Task directions: All the entries, exactly as they read, must be written out again.

Given records section start

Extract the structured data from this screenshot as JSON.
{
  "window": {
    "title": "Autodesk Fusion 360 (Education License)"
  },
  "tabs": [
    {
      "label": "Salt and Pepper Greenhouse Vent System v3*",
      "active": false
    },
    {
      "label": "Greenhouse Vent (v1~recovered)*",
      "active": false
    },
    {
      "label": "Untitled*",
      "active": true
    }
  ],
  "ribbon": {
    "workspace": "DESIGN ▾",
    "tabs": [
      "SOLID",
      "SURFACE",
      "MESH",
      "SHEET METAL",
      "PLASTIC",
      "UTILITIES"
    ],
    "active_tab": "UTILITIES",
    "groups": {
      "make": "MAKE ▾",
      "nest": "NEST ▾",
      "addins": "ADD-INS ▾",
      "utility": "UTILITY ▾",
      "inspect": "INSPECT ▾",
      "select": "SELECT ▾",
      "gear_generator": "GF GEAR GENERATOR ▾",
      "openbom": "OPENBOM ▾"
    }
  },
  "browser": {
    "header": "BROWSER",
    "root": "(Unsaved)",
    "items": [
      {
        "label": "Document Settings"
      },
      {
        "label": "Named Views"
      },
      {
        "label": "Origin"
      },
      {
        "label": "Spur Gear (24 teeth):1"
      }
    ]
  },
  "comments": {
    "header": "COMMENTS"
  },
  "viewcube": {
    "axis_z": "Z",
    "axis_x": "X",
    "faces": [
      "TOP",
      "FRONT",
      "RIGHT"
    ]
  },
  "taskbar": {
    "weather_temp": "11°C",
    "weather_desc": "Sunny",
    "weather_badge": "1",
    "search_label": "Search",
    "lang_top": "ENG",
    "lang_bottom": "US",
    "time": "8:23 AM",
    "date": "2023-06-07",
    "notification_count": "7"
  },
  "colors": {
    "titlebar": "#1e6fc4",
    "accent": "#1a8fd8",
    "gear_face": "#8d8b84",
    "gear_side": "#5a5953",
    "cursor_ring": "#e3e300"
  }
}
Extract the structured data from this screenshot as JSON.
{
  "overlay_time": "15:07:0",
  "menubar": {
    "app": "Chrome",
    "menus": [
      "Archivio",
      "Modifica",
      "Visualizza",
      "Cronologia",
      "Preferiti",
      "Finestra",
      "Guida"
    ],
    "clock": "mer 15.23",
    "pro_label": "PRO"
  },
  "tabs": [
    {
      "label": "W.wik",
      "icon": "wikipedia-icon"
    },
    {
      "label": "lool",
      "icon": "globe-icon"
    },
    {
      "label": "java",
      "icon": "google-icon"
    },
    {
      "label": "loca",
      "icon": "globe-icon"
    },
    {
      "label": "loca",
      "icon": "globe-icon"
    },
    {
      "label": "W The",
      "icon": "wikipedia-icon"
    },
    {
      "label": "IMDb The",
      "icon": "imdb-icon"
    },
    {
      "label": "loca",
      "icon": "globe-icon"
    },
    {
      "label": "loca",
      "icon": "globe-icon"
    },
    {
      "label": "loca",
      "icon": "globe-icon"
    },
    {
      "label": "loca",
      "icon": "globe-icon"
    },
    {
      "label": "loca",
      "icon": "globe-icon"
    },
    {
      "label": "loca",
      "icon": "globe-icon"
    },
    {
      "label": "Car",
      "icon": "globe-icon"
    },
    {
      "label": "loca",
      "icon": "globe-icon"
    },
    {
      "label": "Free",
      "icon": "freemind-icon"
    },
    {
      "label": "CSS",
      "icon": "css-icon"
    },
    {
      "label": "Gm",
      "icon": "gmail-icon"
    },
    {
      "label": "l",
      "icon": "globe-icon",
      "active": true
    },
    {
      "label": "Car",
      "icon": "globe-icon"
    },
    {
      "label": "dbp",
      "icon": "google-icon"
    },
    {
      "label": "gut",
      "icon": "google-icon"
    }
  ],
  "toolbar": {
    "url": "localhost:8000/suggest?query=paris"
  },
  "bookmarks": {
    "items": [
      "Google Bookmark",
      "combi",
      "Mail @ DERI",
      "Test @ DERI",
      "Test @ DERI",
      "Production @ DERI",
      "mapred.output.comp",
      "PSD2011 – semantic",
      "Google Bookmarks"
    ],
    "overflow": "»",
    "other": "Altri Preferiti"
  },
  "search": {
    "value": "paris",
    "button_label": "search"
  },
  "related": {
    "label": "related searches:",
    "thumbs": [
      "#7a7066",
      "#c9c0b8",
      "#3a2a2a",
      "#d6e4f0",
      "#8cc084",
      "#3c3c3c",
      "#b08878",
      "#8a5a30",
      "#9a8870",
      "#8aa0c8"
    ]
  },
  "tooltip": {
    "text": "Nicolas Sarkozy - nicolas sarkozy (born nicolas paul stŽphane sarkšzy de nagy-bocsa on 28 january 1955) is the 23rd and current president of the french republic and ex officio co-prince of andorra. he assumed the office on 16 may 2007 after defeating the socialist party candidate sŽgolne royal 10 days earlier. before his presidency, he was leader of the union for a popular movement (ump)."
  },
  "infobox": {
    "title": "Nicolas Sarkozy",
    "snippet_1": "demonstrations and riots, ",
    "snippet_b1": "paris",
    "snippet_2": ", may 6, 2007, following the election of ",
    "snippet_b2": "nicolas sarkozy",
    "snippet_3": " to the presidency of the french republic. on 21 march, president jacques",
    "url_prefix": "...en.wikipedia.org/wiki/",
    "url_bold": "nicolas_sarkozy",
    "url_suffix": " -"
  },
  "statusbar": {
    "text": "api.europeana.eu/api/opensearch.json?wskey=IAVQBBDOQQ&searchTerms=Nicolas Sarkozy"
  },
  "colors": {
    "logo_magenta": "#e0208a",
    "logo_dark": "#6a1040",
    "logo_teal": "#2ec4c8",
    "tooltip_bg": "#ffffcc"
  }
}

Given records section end

Response area:
Extract the structured data from this screenshot as JSON.
{
  "window": {
    "title": "Autodesk Fusion 360 (Education License)"
  },
  "tabs": [
    {
      "label": "Salt and Pepper Greenhouse Vent System v3*",
      "active": false
    },
    {
      "label": "Greenhouse Vent (v1~recovered)*",
      "active": false
    },
    {
      "label": "Untitled*",
      "active": true
    }
  ],
  "ribbon": {
    "workspace": "DESIGN ▾",
    "tabs": [
      "SOLID",
      "SURFACE",
      "MESH",
      "SHEET METAL",
      "PLASTIC",
      "UTILITIES"
    ],
    "active_tab": "UTILITIES",
    "groups": {
      "make": "MAKE ▾",
      "nest": "NEST ▾",
      "addins": "ADD-INS ▾",
      "utility": "UTILITY ▾",
      "inspect": "INSPECT ▾",
      "select": "SELECT ▾",
      "gear_generator": "GF GEAR GENERATOR ▾",
      "openbom": "OPENBOM ▾"
    }
  },
  "browser": {
    "header": "BROWSER",
    "root": "(Unsaved)",
    "items": [
      {
        "label": "Document Settings"
      },
      {
        "label": "Named Views"
      },
      {
        "label": "Origin"
      },
      {
        "label": "Spur Gear (24 teeth):1"
      }
    ]
  },
  "comments": {
    "header": "COMMENTS"
  },
  "viewcube": {
    "axis_z": "Z",
    "axis_x": "X",
    "faces": [
      "TOP",
      "FRONT",
      "RIGHT"
    ]
  },
  "taskbar": {
    "weather_temp": "11°C",
    "weather_desc": "Sunny",
    "weather_badge": "1",
    "search_label": "Search",
    "lang_top": "ENG",
    "lang_bottom": "US",
    "time": "8:23 AM",
    "date": "2023-06-07",
    "notification_count": "7"
  },
  "colors": {
    "titlebar": "#1e6fc4",
    "accent": "#1a8fd8",
    "gear_face": "#8d8b84",
    "gear_side": "#5a5953",
    "cursor_ring": "#e3e300"
  }
}
Extract the structured data from this screenshot as JSON.
{
  "overlay_time": "15:07:0",
  "menubar": {
    "app": "Chrome",
    "menus": [
      "Archivio",
      "Modifica",
      "Visualizza",
      "Cronologia",
      "Preferiti",
      "Finestra",
      "Guida"
    ],
    "clock": "mer 15.23",
    "pro_label": "PRO"
  },
  "tabs": [
    {
      "label": "W.wik",
      "icon": "wikipedia-icon"
    },
    {
      "label": "lool",
      "icon": "globe-icon"
    },
    {
      "label": "java",
      "icon": "google-icon"
    },
    {
      "label": "loca",
      "icon": "globe-icon"
    },
    {
      "label": "loca",
      "icon": "globe-icon"
    },
    {
      "label": "W The",
      "icon": "wikipedia-icon"
    },
    {
      "label": "IMDb The",
      "icon": "imdb-icon"
    },
    {
      "label": "loca",
      "icon": "globe-icon"
    },
    {
      "label": "loca",
      "icon": "globe-icon"
    },
    {
      "label": "loca",
      "icon": "globe-icon"
    },
    {
      "label": "loca",
      "icon": "globe-icon"
    },
    {
      "label": "loca",
      "icon": "globe-icon"
    },
    {
      "label": "loca",
      "icon": "globe-icon"
    },
    {
      "label": "Car",
      "icon": "globe-icon"
    },
    {
      "label": "loca",
      "icon": "globe-icon"
    },
    {
      "label": "Free",
      "icon": "freemind-icon"
    },
    {
      "label": "CSS",
      "icon": "css-icon"
    },
    {
      "label": "Gm",
      "icon": "gmail-icon"
    },
    {
      "label": "l",
      "icon": "globe-icon",
      "active": true
    },
    {
      "label": "Car",
      "icon": "globe-icon"
    },
    {
      "label": "dbp",
      "icon": "google-icon"
    },
    {
      "label": "gut",
      "icon": "google-icon"
    }
  ],
  "toolbar": {
    "url": "localhost:8000/suggest?query=paris"
  },
  "bookmarks": {
    "items": [
      "Google Bookmark",
      "combi",
      "Mail @ DERI",
      "Test @ DERI",
      "Test @ DERI",
      "Production @ DERI",
      "mapred.output.comp",
      "PSD2011 – semantic",
      "Google Bookmarks"
    ],
    "overflow": "»",
    "other": "Altri Preferiti"
  },
  "search": {
    "value": "paris",
    "button_label": "search"
  },
  "related": {
    "label": "related searches:",
    "thumbs": [
      "#7a7066",
      "#c9c0b8",
      "#3a2a2a",
      "#d6e4f0",
      "#8cc084",
      "#3c3c3c",
      "#b08878",
      "#8a5a30",
      "#9a8870",
      "#8aa0c8"
    ]
  },
  "tooltip": {
    "text": "Nicolas Sarkozy - nicolas sarkozy (born nicolas paul stŽphane sarkšzy de nagy-bocsa on 28 january 1955) is the 23rd and current president of the french republic and ex officio co-prince of andorra. he assumed the office on 16 may 2007 after defeating the socialist party candidate sŽgolne royal 10 days earlier. before his presidency, he was leader of the union for a popular movement (ump)."
  },
  "infobox": {
    "title": "Nicolas Sarkozy",
    "snippet_1": "demonstrations and riots, ",
    "snippet_b1": "paris",
    "snippet_2": ", may 6, 2007, following the election of ",
    "snippet_b2": "nicolas sarkozy",
    "snippet_3": " to the presidency of the french republic. on 21 march, president jacques",
    "url_prefix": "...en.wikipedia.org/wiki/",
    "url_bold": "nicolas_sarkozy",
    "url_suffix": " -"
  },
  "statusbar": {
    "text": "api.europeana.eu/api/opensearch.json?wskey=IAVQBBDOQQ&searchTerms=Nicolas Sarkozy"
  },
  "colors": {
    "logo_magenta": "#e0208a",
    "logo_dark": "#6a1040",
    "logo_teal": "#2ec4c8",
    "tooltip_bg": "#ffffcc"
  }
}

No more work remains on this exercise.